Why India's new Ram temple matters, and the dispute behind it
Indian Prime Minister Narendra Modi led the consecration on Monday of a grand temple to the Hindu god-king Ram on a site believed to be his birthplace, in a historic event for the Hindu majority of the world's most populous nation.
Coming months before Modi seeks a rare third term in general elections due by May, the event delivers on a campaign promise his political party made more than three decades ago, but also calls to mind some of India's worst sectarian strife.
WHY DOES IT MATTER?
The idol represents Ram as a five-year-old child, as many Hindus consider the temple site to have been the deity's birthplace and where he spent his childhood.
As the temple replaces a 16th-century Mughal-era mosque razed by radical Hindu groups in 1992, many Indians hail it as a sign of Hindu reawakening from centuries of foreign subjugation, including rule by Muslim dynasties such as the Mughals.
Analysts say Modi's leadership of the ceremony symbolises for supporters of his Hindu nationalist party that India is finally ready to end what they call appeasement of minorities and move towards their goal of building a Hindu-first nation.
WHAT ARE THE FEATURES OF THE NEW TEMPLE?
Construction began in 2020, with Modi laying the foundation stone of the temple to one of Hinduism's principal deities on a 2.7-acre (one-hectare) plot within a complex that sprawls over 70 acres (28 hectares).
Supervised by a panel headed by Modi's former chief of staff Nripendra Misra, construction cost an estimated 15 billion rupees ($181 million), funded by contributions amounting to more than twice that from 40 million people in India.
WHAT WAS THE RELIGIOUS DISPUTE ABOUT?
The Indian epic, the Ramayana, mentions Ayodhya, a town in the northern state of Uttar Pradesh nearly 700 km (435 miles) east of New Delhi, as the birthplace of Ram, whom Hindus believe to be a physical incarnation of Lord Vishnu.
The razed mosque dating from 1528, during the rule of Babur, India's first Mughal emperor, is believed by many Hindus to have been built on the spot where Ram was born, following the demolition of an earlier temple there.
In Dec. 1949, authorities seized the mosque after Hindu activists placed idols of Ram inside the disputed structure.

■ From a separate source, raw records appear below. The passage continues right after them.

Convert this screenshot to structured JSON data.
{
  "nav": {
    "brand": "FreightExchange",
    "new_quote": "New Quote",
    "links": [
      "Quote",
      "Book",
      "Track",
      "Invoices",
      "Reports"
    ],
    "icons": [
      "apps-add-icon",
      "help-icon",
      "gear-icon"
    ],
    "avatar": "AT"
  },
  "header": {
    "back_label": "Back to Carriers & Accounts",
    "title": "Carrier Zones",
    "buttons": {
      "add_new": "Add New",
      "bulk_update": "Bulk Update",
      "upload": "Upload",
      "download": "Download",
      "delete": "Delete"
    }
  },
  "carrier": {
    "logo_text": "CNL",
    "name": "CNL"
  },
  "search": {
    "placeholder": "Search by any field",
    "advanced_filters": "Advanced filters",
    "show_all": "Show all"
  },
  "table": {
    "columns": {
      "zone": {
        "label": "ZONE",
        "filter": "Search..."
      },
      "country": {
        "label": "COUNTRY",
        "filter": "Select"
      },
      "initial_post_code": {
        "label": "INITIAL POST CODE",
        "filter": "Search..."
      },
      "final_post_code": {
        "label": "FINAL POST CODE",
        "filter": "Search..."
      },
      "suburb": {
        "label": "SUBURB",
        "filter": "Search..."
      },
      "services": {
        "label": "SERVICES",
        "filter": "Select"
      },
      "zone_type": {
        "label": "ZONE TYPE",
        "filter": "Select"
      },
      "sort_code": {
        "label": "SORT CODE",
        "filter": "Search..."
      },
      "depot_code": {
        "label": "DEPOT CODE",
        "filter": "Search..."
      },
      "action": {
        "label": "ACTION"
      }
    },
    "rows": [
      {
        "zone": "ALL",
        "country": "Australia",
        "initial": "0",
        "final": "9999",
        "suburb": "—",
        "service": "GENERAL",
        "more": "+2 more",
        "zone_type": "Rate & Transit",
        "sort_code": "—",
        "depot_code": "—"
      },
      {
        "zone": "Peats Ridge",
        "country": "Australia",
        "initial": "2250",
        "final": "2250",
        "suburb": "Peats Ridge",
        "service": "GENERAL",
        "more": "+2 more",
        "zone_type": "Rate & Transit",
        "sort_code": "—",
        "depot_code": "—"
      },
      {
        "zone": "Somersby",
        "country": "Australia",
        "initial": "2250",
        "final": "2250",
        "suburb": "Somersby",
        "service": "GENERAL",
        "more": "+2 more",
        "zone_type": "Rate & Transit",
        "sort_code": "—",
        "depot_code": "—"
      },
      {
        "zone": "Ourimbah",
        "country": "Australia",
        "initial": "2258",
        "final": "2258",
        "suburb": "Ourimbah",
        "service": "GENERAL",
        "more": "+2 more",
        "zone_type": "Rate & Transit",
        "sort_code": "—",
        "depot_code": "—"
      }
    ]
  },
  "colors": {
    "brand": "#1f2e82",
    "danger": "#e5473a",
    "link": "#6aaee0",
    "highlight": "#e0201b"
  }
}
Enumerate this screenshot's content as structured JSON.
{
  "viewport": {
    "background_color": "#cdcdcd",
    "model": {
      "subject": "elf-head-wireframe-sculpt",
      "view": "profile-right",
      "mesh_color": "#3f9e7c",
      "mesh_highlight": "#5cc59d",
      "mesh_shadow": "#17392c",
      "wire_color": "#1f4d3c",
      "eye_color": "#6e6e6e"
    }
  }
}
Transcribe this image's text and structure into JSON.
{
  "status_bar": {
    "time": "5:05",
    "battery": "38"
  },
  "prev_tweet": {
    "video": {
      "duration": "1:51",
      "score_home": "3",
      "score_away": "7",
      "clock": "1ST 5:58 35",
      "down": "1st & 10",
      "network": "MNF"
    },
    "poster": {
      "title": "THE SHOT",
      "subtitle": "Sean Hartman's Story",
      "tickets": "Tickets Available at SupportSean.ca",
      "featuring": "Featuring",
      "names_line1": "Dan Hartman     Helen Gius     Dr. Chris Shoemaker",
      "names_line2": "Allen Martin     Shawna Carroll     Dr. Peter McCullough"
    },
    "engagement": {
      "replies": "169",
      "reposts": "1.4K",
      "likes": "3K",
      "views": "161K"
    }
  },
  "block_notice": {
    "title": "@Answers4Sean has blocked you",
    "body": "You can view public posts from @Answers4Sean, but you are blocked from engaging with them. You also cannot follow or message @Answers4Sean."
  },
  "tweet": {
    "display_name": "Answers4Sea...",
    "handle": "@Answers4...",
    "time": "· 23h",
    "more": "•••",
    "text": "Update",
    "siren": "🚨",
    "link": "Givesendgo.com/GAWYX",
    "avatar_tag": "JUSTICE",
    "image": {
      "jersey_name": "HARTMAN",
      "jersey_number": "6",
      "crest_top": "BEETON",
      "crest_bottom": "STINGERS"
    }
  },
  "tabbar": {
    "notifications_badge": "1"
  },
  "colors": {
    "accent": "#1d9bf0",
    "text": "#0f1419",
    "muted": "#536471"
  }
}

Court orders barred removal of the idols, and use as a mosque effectively ceased.
Hindu and Muslim groups filed separate claims over the site and the structure. In 1989, a high court ordered the maintenance of status quo.
HOW WAS THE MOSQUE RAZED?
Hindu and Muslim groups tried unsuccessfully to resolve the dispute through talks, before Modi's Hindu nationalist Bharatiya Janata Party (BJP) launched a nationwide campaign in 1990 to build the temple.
Lal Krishna Advani, the president of the party at the time, embarked on a cross-country journey on a truck fitted out to resemble an ancient chariot.
It whipped up Hindu fervour, deepening rifts with Muslims but also catapulting the party to national prominence.
The BJP campaign climaxed in a rally in Ayodhya on Dec. 6, 1992, when a mob climbed the mosque and smashed its domes with axes and hammers, levelling the entire structure.
The event triggered sectarian riots in several parts of India, killing about 2,000 people, mostly Muslims.
Muslims are a minority in mainly Hindu India, making up about 14% of its 1.42 billion people.
As a foot soldier of the party at the time, Modi helped organise the chariot's journey, which began in his home state of Gujarat.
He rode to the office of prime minister in 2014 on a Hindu nationalist platform that included the promise to build the temple.
Temple construction began after the Supreme Court permitted it in 2019 on condition that Muslims received another plot for a mosque.